EXTRACTED RECORDS Block Start

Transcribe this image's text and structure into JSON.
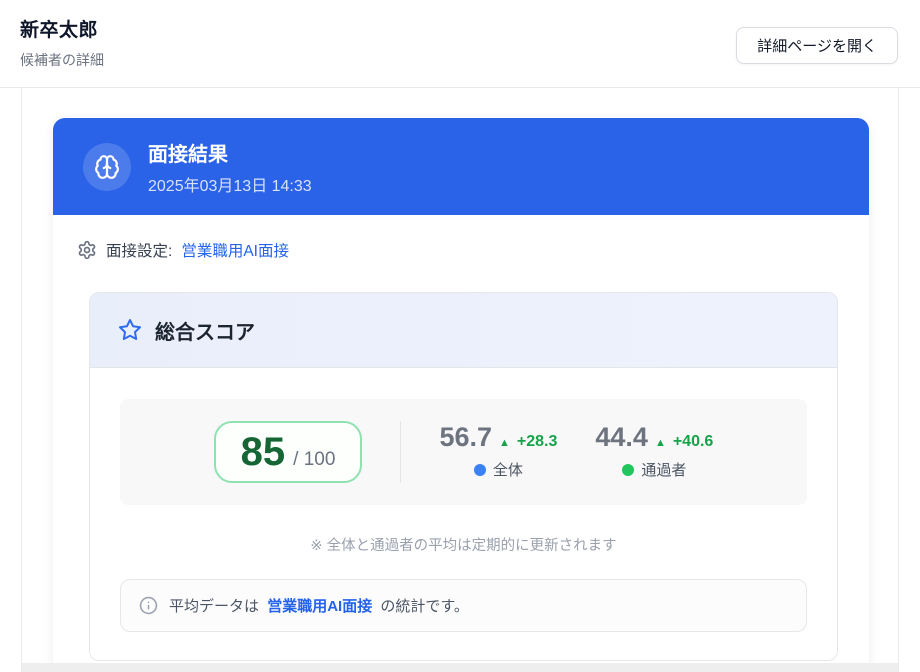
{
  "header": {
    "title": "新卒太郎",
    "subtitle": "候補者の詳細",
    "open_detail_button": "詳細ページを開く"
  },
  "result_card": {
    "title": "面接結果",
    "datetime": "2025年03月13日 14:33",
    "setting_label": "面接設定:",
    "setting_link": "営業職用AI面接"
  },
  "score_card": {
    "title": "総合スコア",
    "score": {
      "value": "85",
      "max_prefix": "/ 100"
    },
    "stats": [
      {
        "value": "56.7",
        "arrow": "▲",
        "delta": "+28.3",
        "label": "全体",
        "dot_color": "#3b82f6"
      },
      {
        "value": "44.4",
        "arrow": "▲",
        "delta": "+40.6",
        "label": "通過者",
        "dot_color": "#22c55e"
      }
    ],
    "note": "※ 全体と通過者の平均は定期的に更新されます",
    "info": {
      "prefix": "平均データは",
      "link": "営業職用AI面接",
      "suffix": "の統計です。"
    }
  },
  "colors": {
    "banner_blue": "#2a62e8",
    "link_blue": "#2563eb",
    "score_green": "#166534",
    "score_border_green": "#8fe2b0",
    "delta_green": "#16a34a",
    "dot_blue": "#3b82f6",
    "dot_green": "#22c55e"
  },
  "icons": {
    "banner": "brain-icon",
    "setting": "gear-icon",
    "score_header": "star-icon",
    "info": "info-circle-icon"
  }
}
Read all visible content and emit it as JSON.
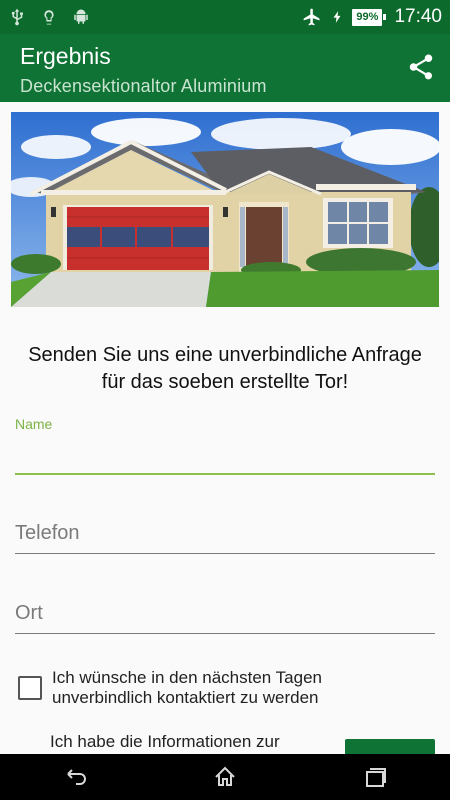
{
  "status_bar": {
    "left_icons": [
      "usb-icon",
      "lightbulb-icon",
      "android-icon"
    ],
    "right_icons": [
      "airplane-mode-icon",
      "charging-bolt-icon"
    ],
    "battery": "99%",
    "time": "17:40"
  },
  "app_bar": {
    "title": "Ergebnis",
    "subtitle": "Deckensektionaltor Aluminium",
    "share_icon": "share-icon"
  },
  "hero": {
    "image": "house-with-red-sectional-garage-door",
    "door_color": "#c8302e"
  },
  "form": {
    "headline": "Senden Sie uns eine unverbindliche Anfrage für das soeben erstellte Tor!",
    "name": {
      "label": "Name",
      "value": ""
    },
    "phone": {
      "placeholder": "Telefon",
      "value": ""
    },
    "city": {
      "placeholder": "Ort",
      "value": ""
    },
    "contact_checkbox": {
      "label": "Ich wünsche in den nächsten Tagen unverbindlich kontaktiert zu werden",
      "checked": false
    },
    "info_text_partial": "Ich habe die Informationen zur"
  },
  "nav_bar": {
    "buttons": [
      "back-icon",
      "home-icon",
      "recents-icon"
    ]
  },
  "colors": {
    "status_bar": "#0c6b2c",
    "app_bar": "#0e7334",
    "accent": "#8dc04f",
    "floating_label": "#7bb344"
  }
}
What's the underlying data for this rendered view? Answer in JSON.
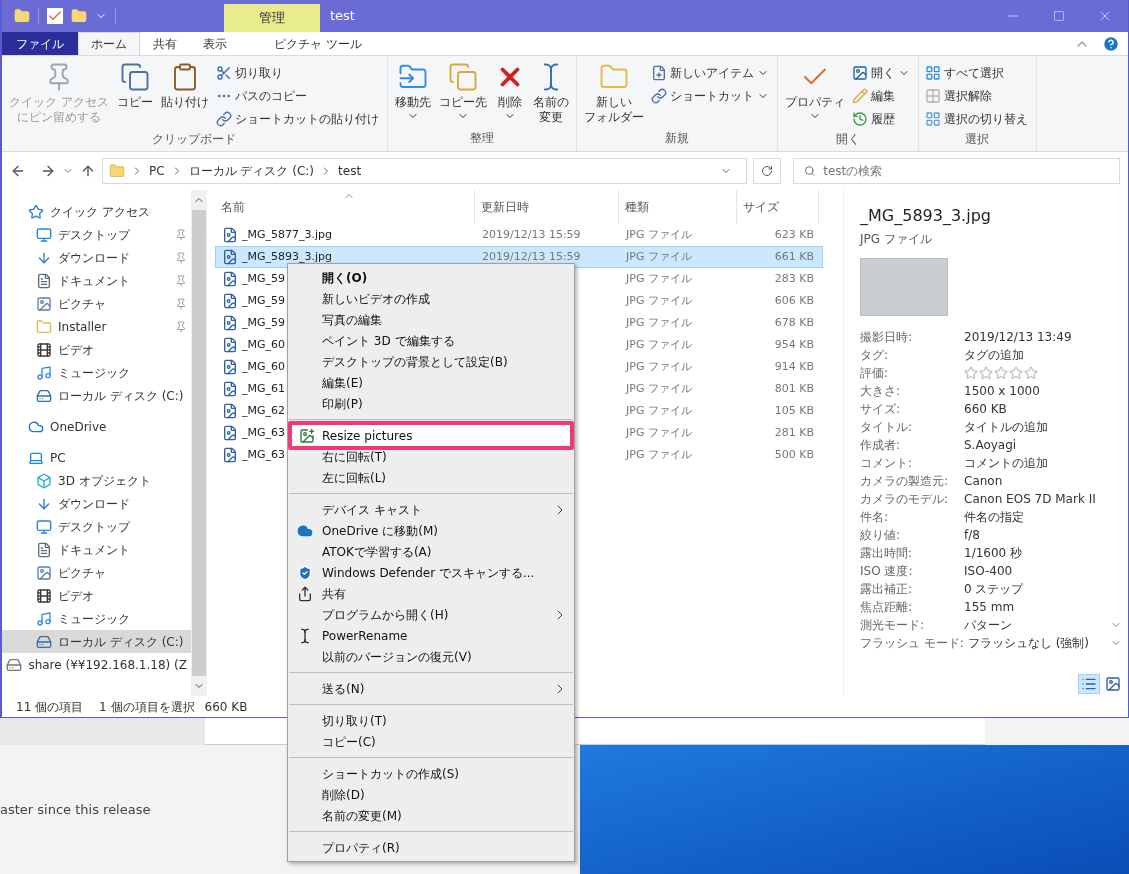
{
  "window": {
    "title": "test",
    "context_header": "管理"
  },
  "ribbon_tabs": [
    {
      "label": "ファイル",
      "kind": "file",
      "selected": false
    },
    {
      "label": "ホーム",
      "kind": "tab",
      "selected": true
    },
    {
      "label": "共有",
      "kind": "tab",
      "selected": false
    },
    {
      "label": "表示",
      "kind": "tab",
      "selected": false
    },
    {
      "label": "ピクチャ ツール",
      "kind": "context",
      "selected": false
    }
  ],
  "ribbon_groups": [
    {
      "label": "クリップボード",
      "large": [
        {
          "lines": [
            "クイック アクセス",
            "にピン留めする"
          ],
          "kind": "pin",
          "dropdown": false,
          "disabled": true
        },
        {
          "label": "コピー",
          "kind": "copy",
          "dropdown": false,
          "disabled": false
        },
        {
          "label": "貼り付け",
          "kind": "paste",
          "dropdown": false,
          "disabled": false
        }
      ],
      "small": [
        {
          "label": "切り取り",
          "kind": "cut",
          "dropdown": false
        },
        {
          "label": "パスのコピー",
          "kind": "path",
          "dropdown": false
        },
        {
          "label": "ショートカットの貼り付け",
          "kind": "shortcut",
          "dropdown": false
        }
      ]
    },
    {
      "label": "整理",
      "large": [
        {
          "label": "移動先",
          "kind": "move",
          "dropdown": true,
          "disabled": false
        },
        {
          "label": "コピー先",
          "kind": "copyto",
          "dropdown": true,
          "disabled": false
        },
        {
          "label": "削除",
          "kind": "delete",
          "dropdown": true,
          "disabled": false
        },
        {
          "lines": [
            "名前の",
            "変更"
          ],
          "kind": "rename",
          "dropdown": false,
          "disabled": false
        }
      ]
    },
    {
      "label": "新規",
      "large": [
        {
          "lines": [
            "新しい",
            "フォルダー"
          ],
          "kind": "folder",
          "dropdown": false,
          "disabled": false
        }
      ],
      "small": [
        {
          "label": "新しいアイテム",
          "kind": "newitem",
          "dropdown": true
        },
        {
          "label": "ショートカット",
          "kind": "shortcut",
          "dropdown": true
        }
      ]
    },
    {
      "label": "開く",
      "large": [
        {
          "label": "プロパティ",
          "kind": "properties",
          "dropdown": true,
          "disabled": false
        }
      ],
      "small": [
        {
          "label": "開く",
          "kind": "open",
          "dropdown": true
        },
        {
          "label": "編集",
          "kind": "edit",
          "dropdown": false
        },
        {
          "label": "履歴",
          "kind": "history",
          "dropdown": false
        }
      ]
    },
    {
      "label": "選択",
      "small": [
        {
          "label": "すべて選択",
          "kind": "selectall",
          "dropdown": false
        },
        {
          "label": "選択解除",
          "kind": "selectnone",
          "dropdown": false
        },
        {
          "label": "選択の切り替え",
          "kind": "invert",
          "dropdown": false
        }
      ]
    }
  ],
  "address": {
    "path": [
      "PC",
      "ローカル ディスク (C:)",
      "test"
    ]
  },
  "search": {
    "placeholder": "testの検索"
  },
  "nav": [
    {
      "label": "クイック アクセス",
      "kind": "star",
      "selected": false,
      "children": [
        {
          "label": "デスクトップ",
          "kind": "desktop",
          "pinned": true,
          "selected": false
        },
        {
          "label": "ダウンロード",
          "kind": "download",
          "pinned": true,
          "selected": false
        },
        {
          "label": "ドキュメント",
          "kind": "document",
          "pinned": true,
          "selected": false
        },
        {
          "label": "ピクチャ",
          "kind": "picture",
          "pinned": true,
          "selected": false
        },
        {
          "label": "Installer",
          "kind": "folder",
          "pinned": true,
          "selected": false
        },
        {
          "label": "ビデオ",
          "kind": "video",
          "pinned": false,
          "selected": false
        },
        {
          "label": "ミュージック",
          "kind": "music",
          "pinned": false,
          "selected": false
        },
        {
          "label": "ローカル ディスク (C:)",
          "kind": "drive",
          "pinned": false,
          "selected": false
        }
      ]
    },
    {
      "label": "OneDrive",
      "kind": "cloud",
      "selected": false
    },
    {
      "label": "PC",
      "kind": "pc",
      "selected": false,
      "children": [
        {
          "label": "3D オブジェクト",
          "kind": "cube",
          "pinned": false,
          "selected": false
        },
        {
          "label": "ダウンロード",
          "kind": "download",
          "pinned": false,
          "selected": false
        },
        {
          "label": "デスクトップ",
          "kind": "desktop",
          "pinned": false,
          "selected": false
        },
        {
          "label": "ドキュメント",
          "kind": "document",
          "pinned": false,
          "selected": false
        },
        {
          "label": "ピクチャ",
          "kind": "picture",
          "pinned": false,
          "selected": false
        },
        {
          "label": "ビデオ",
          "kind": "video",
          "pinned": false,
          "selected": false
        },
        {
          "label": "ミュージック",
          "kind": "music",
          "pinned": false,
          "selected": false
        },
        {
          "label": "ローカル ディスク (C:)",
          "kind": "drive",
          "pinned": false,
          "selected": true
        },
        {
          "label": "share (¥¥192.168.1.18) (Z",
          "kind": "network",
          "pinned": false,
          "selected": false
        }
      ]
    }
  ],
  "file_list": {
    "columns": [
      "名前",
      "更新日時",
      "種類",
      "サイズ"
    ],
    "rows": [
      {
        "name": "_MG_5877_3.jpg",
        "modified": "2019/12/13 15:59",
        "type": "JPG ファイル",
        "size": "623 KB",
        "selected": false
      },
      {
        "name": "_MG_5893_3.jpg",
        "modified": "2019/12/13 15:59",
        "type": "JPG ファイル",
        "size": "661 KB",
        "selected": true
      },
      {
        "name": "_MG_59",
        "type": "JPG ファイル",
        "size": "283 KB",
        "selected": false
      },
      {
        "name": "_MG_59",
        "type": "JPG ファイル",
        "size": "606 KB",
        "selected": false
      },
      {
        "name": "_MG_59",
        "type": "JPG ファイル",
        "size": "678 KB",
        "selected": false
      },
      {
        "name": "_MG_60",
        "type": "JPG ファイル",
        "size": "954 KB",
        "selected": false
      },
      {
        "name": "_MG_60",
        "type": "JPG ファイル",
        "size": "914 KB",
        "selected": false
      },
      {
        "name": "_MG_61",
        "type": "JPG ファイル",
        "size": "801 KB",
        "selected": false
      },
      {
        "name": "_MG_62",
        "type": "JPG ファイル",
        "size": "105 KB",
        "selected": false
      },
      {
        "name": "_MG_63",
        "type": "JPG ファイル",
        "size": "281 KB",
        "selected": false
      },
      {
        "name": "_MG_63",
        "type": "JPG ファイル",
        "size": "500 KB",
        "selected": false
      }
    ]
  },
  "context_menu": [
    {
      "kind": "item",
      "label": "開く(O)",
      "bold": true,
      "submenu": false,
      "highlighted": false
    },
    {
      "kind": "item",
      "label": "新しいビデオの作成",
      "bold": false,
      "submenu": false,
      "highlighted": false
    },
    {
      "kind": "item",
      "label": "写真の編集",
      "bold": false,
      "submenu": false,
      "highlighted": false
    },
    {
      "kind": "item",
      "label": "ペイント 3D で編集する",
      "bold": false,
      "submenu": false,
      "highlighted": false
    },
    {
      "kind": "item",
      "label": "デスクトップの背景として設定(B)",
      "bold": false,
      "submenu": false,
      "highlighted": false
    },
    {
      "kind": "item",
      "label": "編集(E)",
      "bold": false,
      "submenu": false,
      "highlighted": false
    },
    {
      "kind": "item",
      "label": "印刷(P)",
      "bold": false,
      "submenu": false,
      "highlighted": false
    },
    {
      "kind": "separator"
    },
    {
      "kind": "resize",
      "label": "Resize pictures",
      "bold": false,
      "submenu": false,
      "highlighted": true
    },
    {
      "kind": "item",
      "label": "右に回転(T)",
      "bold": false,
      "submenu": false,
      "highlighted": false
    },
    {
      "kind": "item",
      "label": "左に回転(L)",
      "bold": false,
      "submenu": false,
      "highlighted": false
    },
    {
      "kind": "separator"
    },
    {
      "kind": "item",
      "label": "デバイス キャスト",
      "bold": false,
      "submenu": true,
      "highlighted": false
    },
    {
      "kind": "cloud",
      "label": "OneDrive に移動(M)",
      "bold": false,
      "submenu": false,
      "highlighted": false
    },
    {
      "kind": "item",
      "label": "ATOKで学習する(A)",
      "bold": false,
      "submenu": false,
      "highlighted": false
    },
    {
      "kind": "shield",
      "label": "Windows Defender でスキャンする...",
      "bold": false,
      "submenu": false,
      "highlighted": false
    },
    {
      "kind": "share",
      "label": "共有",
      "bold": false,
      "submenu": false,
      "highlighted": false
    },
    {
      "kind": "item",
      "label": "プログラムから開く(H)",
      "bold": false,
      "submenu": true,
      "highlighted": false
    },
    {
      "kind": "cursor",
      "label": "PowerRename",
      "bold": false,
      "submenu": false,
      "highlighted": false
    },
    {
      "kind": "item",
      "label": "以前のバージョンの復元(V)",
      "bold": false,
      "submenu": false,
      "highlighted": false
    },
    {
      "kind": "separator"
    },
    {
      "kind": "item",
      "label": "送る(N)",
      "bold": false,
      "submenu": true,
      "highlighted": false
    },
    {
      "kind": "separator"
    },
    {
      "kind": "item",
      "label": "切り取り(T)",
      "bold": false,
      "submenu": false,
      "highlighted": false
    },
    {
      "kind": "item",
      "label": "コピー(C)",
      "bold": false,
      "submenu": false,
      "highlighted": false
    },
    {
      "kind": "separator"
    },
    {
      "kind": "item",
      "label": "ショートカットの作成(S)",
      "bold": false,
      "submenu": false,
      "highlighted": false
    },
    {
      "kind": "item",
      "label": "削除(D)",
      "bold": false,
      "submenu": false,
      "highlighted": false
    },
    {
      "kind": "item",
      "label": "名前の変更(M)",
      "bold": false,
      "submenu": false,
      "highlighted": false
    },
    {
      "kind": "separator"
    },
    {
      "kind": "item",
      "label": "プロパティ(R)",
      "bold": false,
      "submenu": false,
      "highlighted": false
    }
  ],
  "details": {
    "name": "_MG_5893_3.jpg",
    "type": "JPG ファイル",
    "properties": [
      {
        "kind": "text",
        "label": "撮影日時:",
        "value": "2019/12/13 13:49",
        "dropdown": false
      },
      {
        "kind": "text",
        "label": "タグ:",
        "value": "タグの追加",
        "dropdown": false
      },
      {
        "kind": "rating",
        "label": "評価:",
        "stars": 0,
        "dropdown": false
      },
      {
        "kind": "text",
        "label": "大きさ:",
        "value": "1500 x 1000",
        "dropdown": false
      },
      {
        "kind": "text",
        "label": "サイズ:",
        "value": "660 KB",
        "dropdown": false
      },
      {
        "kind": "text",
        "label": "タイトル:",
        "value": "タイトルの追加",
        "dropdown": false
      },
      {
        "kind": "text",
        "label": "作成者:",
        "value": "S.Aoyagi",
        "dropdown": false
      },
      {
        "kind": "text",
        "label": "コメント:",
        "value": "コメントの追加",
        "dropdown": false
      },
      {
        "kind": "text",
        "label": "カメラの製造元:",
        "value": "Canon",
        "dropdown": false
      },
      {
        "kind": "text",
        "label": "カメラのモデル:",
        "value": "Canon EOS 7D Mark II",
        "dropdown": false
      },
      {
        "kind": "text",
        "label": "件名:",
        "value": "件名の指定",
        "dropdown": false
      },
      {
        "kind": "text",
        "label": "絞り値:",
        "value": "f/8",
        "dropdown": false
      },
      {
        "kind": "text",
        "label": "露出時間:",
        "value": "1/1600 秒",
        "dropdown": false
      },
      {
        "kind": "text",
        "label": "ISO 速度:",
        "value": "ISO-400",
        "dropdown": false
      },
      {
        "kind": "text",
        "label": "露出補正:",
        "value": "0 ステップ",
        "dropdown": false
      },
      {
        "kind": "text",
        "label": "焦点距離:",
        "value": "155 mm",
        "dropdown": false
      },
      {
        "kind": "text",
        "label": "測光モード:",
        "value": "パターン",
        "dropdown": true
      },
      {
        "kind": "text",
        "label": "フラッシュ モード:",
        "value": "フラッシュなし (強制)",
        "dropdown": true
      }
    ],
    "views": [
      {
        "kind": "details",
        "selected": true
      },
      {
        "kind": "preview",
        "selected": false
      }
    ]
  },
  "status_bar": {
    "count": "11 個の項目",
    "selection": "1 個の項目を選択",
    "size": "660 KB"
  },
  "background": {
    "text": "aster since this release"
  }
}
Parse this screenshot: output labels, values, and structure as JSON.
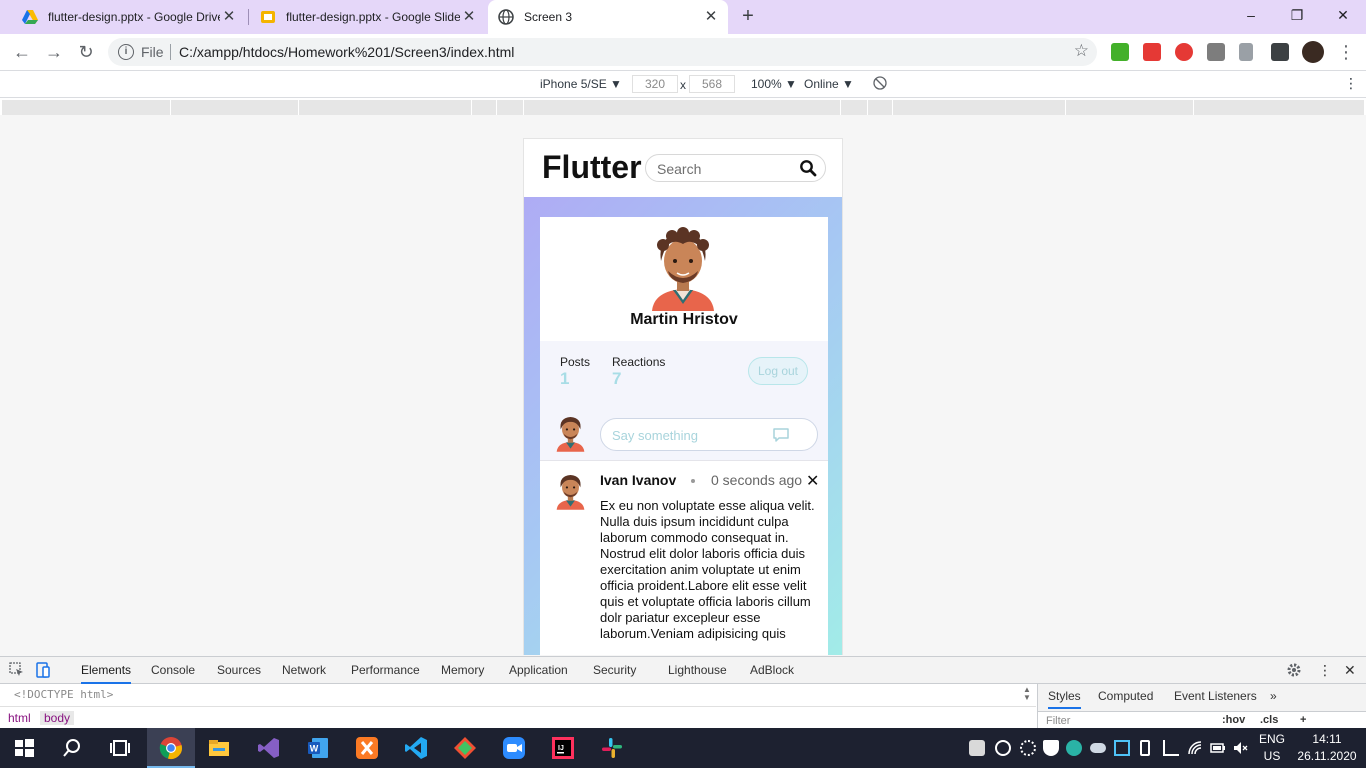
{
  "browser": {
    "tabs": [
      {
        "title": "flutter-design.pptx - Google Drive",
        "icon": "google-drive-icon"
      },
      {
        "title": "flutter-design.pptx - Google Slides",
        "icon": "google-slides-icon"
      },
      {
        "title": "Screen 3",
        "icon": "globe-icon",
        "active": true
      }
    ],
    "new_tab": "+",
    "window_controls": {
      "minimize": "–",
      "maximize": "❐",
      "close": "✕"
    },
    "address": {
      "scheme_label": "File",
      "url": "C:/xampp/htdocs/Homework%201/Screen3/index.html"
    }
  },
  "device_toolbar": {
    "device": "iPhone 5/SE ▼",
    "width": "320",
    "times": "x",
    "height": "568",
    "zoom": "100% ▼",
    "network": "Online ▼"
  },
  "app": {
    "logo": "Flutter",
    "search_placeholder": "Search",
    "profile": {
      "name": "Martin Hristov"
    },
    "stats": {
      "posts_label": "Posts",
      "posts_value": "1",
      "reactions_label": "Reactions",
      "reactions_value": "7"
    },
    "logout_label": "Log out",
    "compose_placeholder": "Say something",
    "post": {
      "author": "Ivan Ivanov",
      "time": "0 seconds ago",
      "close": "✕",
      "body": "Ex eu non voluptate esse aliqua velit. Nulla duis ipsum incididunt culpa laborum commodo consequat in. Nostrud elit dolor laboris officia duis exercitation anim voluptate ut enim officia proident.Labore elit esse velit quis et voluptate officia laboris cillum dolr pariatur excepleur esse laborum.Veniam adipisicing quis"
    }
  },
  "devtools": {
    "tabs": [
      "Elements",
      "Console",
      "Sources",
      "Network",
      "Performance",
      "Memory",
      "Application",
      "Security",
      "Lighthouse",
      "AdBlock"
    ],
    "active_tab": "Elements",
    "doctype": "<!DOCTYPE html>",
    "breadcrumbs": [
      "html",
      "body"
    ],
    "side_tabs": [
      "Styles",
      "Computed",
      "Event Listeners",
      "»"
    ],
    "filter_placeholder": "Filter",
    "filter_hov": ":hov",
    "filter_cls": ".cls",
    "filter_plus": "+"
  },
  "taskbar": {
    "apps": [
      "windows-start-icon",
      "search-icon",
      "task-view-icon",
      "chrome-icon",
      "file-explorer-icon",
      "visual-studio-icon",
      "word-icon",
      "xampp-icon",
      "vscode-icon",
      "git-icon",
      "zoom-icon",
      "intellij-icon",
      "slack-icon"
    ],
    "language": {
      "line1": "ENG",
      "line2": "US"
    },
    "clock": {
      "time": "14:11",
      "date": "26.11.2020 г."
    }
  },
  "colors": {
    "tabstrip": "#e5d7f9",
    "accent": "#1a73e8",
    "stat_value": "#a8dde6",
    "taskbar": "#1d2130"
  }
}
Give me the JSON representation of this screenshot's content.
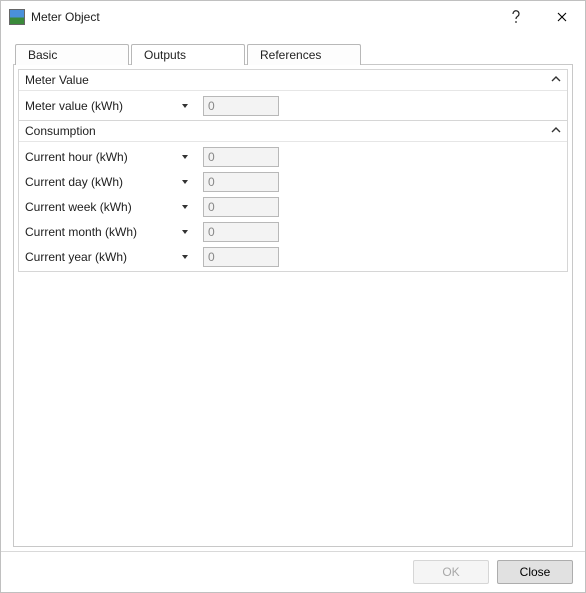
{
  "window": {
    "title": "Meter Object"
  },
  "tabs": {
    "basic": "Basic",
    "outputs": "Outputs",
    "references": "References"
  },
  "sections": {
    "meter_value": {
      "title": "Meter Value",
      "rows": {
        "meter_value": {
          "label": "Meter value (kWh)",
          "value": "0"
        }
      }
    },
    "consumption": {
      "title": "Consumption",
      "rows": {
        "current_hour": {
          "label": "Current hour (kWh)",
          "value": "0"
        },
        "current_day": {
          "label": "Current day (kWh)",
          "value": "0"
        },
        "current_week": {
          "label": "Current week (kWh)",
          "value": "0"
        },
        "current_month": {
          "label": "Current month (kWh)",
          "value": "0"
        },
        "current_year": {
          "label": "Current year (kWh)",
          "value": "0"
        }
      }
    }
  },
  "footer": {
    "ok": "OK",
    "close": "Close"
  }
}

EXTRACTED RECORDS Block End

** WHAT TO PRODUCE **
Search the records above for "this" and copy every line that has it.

** RESPONSE TO THE TASK **
Transcribe this image's text and structure into JSON.
What's the underlying data for this rendered view? Answer in JSON.
    "text": "aster since this release"
Parse this screenshot: output labels, values, and structure as JSON.
Give me the JSON representation of this screenshot's content.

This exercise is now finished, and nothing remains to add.